My suggestion is, and it is just a suggestion, if the words to certain books don’t resonate with you, they you may not be ready or have that specific mind-set and that’s ok. For individuals open to learning and committing to meditation, a common thread develops and that is they all seem to know and believe the same things that the majority of people do not. I have come to realize that for those with an open mind, much can be discovered beyond what they taught us in school.
Meditation and Relaxation Tips
1) Sit up comfortably. Start with closing your eyes and then breathe in through your nose or through pursed lips for a count of 7 seconds, hold for 3 seconds, then let it out your mouth through pursed lips for 7 seconds, and hold for another 3 seconds. Repeat 2-5 more times remembering to follow the inhaled breathe down to the belly and fell the belly expand.

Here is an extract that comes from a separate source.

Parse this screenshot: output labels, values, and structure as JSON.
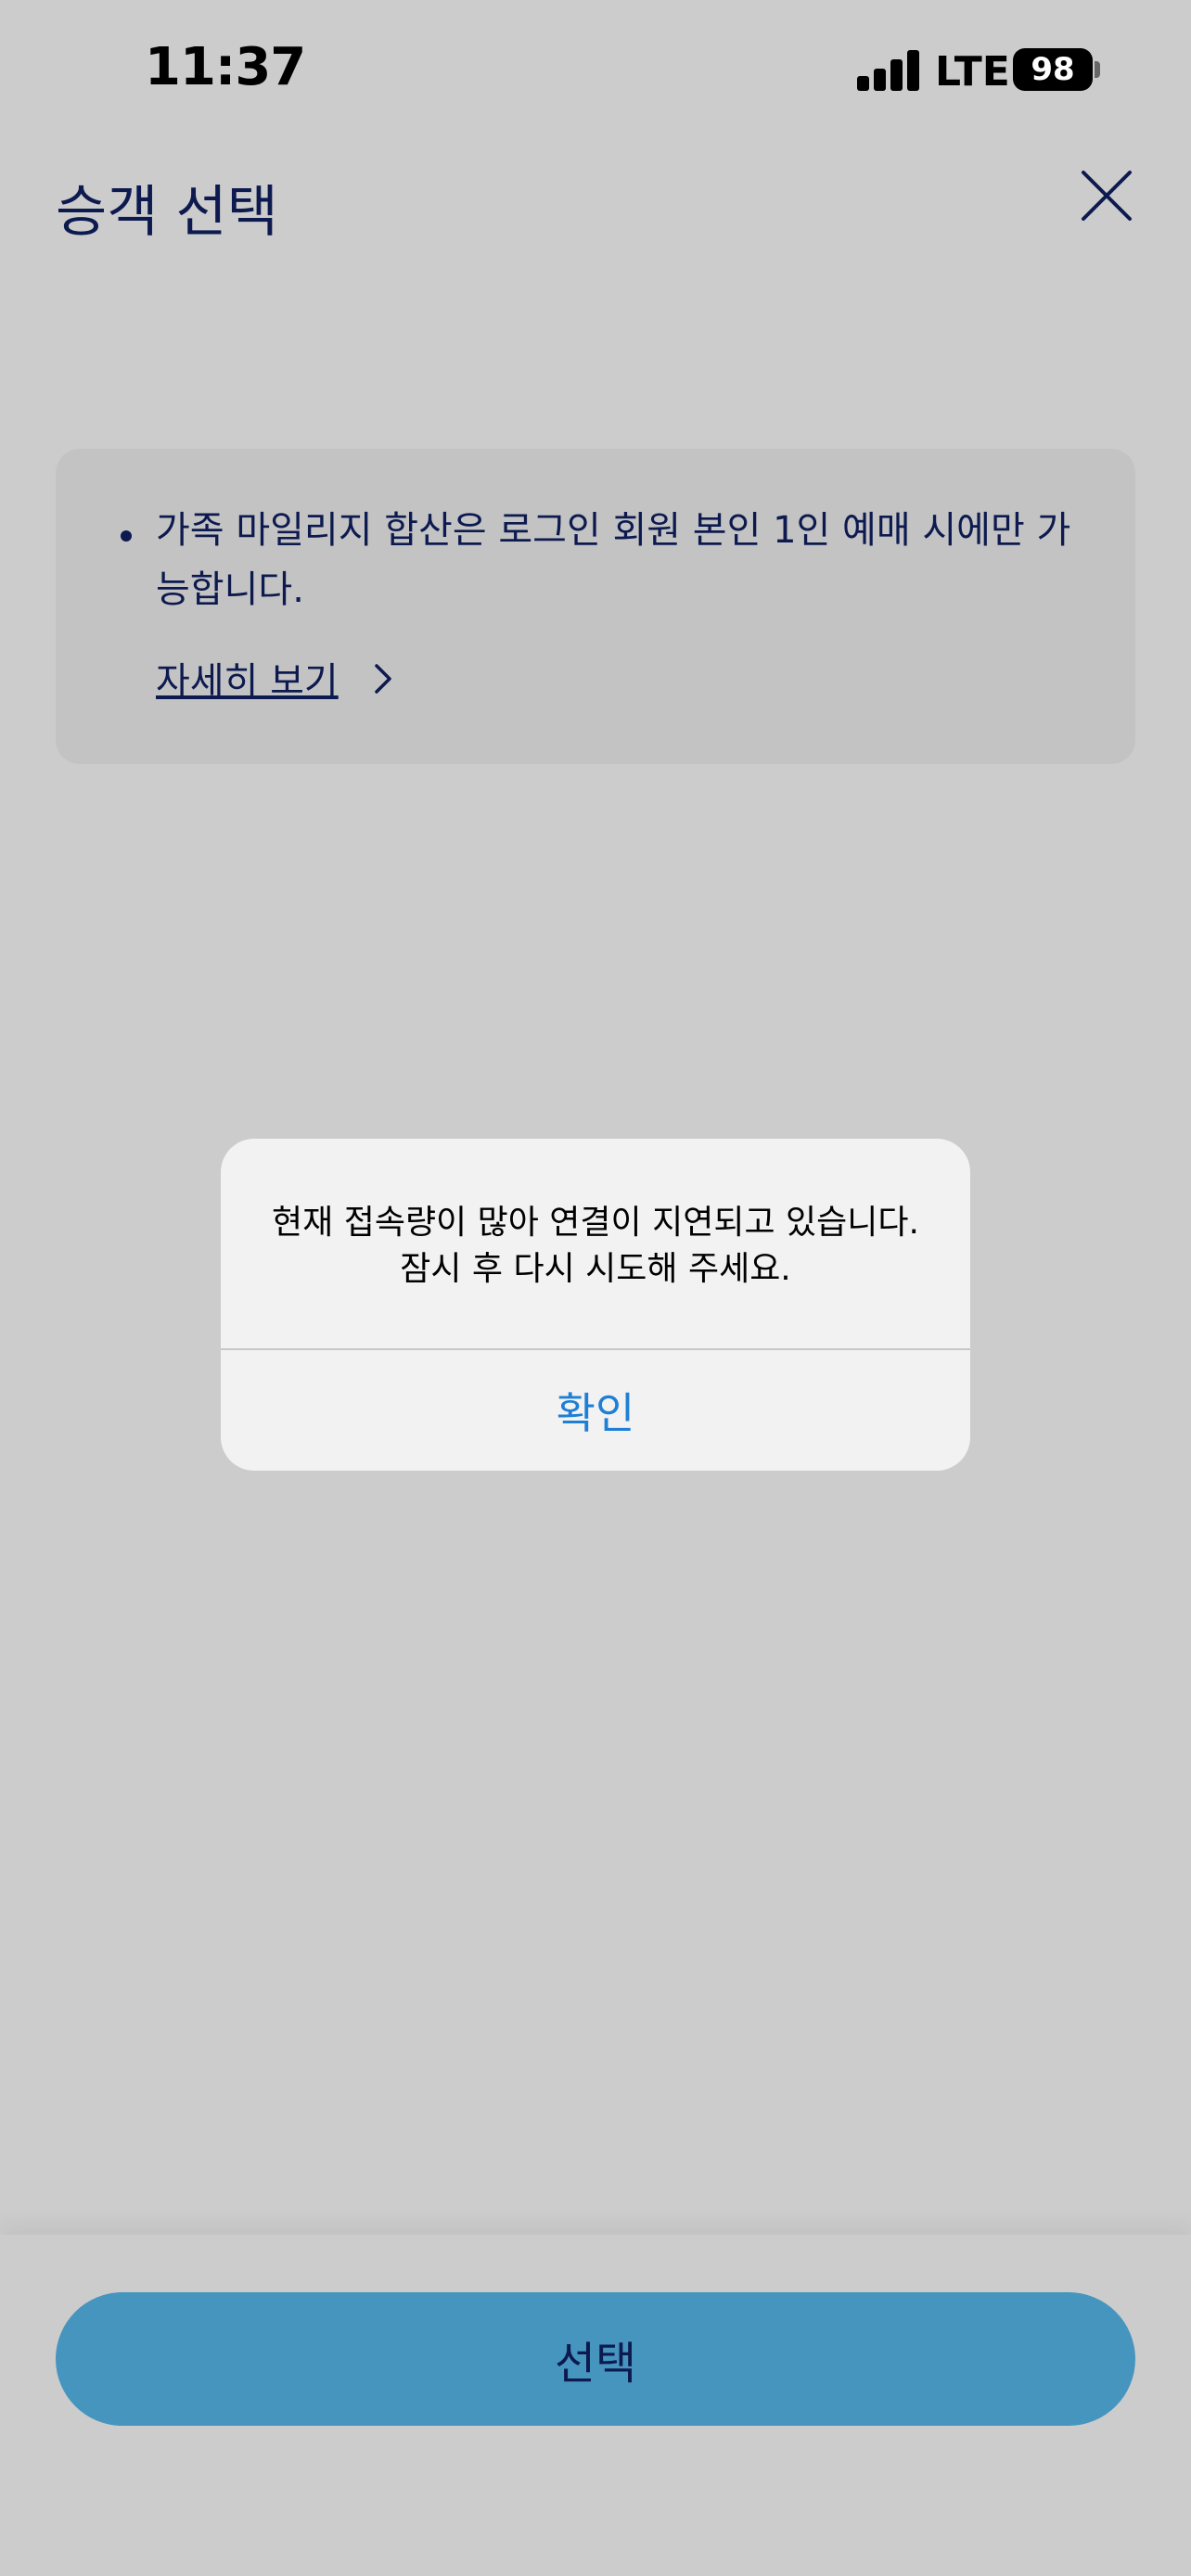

2) Begin accessing the Meridian points reviewed last week--the upper chest, the blade of the hand, under the nose (above the upper lip called the moustache area), lightly tapping your fingers on each area for 7-10 seconds and rotating the areas.
3) Add a new Meridian point by tapping gently with your fingers on the dip below the lower lip, where men grow the soul patch. You can use up to 3 fingers here. Again, stay here for 7-10 seconds while rotating with the areas learned above under 2).

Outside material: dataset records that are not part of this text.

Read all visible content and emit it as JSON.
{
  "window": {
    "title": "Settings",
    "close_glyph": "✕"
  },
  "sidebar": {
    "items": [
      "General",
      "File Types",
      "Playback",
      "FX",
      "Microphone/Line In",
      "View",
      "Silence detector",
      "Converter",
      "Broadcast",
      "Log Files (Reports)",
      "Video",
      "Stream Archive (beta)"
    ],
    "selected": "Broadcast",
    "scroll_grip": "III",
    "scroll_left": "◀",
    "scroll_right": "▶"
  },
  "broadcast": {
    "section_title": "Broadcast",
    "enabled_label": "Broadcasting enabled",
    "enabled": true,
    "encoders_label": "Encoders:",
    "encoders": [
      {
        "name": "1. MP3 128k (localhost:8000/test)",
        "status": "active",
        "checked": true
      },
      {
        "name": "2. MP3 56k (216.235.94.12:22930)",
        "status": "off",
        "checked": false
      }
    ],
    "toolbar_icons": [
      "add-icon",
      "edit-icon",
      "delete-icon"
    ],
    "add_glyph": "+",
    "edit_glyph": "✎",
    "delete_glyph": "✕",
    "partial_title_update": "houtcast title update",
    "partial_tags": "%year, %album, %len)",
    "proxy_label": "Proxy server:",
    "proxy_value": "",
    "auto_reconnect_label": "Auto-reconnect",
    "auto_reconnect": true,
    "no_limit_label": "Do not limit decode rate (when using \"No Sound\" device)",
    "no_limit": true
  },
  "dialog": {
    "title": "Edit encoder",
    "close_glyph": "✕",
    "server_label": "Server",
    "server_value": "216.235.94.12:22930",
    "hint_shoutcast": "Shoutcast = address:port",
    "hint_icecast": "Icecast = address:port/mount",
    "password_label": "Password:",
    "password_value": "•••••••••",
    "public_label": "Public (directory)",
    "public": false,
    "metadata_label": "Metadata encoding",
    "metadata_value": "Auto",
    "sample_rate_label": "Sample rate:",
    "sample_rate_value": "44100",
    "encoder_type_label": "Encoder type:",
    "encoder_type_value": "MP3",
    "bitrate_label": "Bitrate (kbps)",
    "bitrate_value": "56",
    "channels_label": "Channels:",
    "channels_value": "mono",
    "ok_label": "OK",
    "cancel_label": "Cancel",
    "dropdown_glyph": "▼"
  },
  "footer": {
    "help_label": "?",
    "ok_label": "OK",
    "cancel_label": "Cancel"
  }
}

4) What to say depends on what outcome you desire at this moment. If there is pain, avoid identifying with it. Perhaps accept it and encourage the area to heal. If you feel stressed, use intentional statements to remove the ego’s input. If you need encouragement to do well on an upcoming project or exam, design the words to suit it.

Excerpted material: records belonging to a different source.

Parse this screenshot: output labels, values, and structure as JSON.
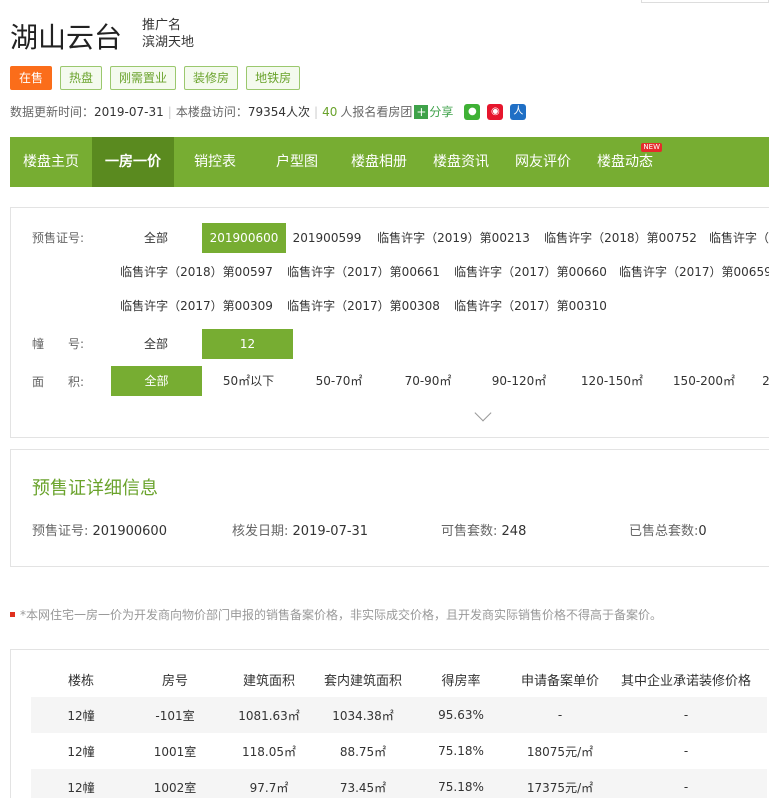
{
  "project": {
    "title": "湖山云台",
    "alias_label": "推广名",
    "alias_value": "滨湖天地"
  },
  "tags": [
    "在售",
    "热盘",
    "刚需置业",
    "装修房",
    "地铁房"
  ],
  "meta": {
    "update_label": "数据更新时间：",
    "update_date": "2019-07-31",
    "visits_label": "本楼盘访问：",
    "visits_value": "79354人次",
    "signup_count": "40",
    "signup_text": "人报名看房团",
    "share_label": "分享",
    "colors": {
      "accent": "#77ad32",
      "sale": "#fb6d1a"
    }
  },
  "nav": [
    "楼盘主页",
    "一房一价",
    "销控表",
    "户型图",
    "楼盘相册",
    "楼盘资讯",
    "网友评价",
    "楼盘动态"
  ],
  "nav_badge": "NEW",
  "filter": {
    "presale_label": "预售证号:",
    "presale_options": [
      "全部",
      "201900600",
      "201900599",
      "临售许字（2019）第00213",
      "临售许字（2018）第00752",
      "临售许字（",
      "临售许字（2018）第00597",
      "临售许字（2017）第00661",
      "临售许字（2017）第00660",
      "临售许字（2017）第00659",
      "临售许字（2017）第00309",
      "临售许字（2017）第00308",
      "临售许字（2017）第00310"
    ],
    "building_label": "幢　　号:",
    "building_options": [
      "全部",
      "12"
    ],
    "area_label": "面　　积:",
    "area_options": [
      "全部",
      "50㎡以下",
      "50-70㎡",
      "70-90㎡",
      "90-120㎡",
      "120-150㎡",
      "150-200㎡",
      "2"
    ]
  },
  "detail": {
    "title": "预售证详细信息",
    "presale_label": "预售证号:",
    "presale_value": "201900600",
    "issue_label": "核发日期:",
    "issue_value": "2019-07-31",
    "avail_label": "可售套数:",
    "avail_value": "248",
    "sold_label": "已售总套数:",
    "sold_value": "0"
  },
  "note": "*本网住宅一房一价为开发商向物价部门申报的销售备案价格，非实际成交价格，且开发商实际销售价格不得高于备案价。",
  "table": {
    "headers": [
      "楼栋",
      "房号",
      "建筑面积",
      "套内建筑面积",
      "得房率",
      "申请备案单价",
      "其中企业承诺装修价格"
    ],
    "rows": [
      [
        "12幢",
        "-101室",
        "1081.63㎡",
        "1034.38㎡",
        "95.63%",
        "-",
        "-"
      ],
      [
        "12幢",
        "1001室",
        "118.05㎡",
        "88.75㎡",
        "75.18%",
        "18075元/㎡",
        "-"
      ],
      [
        "12幢",
        "1002室",
        "97.7㎡",
        "73.45㎡",
        "75.18%",
        "17375元/㎡",
        "-"
      ]
    ]
  }
}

Examples of statements:
--Why am I so accepting of everything that is happening to me that I didn’t notice before?
--Why am I more than enough that I didn’t notice before?
--Why do I have more than enough that I didn’t notice before?
--Why am I so financially abundant that I didn’t notice before?
--Why am I in such awesome health that I didn’t notice before?
--Why am I such a fast healer that I didn’t notice before?
--Why are all of my needs met that I didn’t notice before?
--Why am I such a creative genius that I didn’t notice before?
--Why does so much love flow to me that I didn’t notice before?
5) You can then end the session by returning the fingers to a tapping position at the chest points and say, “I surrender to what is and I accept what is with love. I am filled with peace and joy this moment.” Repeat this 2 or 5 more times.
6) Then, drop your hands, place them to the side or whatever position is comfortable for you and go back to the breathing from 1). Count up from 1 to 20 and then open your eyes. If it is bedtime, count down from 20 to 1 with eyes closed and then go to sleep.
7) Remember to journal everyday even if you just write one thing that you feel grateful for and list some new things you want to do or learn with a simple next step you can do to move towards them.
Until next time, keep meditating, keep learning, keep feeling grateful. If you found any of what you read helpful to you or you think someone else may find some meaning in this article, please share and be sure to hit the SUBSCRIBE button--IT’S FREE! That way each new article that is published will automatically be placed in your email inbox.
If you have questions about anything in this or any of my previous newsletters, please write in the comment section.
With love and gratitude,
Celeste Amaya, MD